6. The University of Vienna, Austria

The University of Vienna is a public university located in Vienna, Austria.

Photo: STLJB/Shutterstock

The main building of the University of Vienna, a great 19th-century creation, is located in the historical heart of the city, only an eight-minute walk to the famous Café Central, so students can easily load up on apple strudel when the cravings hit. From the Ringstraße (and from inside), the building that houses lecture halls, the main University Library, several departments, and some administrative offices is grand, but it’s what goes on in the back that’s most impressive. The Renaissance-inspired arcaded courtyard, hidden behind the main building, is a thing of beauty with a statue of Castalia (the guardian of the fountain of knowledge in Delphi in Greek mythology), trees, a large expanse of lawn, and a sitting area. It’s a wonderful place for students who need to take a break from the equally dazzling library to catch some sun rays in the spring.

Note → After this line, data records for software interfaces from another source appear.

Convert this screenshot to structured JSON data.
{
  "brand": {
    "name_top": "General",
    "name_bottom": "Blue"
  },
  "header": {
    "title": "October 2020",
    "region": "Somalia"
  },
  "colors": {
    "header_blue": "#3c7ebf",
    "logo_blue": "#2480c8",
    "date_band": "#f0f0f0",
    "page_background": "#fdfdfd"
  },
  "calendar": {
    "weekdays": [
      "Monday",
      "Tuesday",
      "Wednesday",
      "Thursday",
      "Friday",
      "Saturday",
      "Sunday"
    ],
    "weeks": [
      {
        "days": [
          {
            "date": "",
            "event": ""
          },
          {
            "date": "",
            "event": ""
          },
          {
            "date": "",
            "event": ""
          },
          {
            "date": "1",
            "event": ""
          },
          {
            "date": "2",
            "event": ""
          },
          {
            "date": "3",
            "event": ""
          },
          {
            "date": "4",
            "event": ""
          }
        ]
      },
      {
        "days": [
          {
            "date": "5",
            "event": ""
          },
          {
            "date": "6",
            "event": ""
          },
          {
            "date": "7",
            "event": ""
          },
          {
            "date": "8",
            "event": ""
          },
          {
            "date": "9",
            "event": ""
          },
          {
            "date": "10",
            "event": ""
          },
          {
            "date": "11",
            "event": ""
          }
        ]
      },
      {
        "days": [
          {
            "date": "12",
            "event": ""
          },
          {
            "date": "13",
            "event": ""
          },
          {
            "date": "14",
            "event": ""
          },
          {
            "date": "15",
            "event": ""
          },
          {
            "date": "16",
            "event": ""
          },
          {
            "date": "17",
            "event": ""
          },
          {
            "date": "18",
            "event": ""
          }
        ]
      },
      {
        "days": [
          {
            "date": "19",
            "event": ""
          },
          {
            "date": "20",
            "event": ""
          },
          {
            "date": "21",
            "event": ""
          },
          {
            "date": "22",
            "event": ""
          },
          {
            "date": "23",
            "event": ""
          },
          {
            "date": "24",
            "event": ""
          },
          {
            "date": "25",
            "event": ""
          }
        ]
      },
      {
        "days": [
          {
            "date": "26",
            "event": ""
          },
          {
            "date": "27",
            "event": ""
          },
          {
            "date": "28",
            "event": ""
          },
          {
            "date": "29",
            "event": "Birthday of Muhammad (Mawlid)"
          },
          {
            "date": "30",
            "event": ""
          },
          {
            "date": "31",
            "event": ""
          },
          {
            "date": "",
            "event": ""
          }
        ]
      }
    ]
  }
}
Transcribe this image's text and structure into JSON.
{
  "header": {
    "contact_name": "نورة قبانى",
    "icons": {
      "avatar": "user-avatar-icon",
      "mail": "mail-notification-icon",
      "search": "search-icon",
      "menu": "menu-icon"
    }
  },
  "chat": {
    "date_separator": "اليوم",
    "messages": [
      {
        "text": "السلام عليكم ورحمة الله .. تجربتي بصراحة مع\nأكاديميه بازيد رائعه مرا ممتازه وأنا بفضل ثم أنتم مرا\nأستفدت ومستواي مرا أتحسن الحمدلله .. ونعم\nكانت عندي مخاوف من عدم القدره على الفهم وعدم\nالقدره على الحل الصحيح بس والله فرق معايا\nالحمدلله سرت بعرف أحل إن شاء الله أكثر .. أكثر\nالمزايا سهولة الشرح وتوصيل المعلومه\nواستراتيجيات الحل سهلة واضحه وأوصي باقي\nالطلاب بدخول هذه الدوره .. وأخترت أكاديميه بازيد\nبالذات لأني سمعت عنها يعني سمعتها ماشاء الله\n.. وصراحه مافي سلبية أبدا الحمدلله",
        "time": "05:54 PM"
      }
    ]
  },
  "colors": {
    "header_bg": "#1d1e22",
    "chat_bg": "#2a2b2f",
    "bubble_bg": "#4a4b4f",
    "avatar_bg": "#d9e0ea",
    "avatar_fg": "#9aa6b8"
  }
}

7. The University of Glasgow, Scotland

University of Glasgow, the East Quadrangle of the Main Building.

Photo: Radek Sturgolewski/Shutterstock

The University of Glasgow has three campuses, but the one you don’t want to miss is Gilmorehill Campus, in the West End of Glasgow. This is where the iconic main building, also known as Gilbert Scott building (named after its architect), is located. The Gilbert Scott building is a 19th-century Gothic revival structure with a 278-foot-tall bell tower that is one of Glasgow’s most famous landmarks. The turrets and the quadrangles will transport you to Hogwarts in an instant, but make sure to explore further and check out the superb Kelvingrove art gallery and museum for an extra dose of beauty, inside and out.

Discover Matador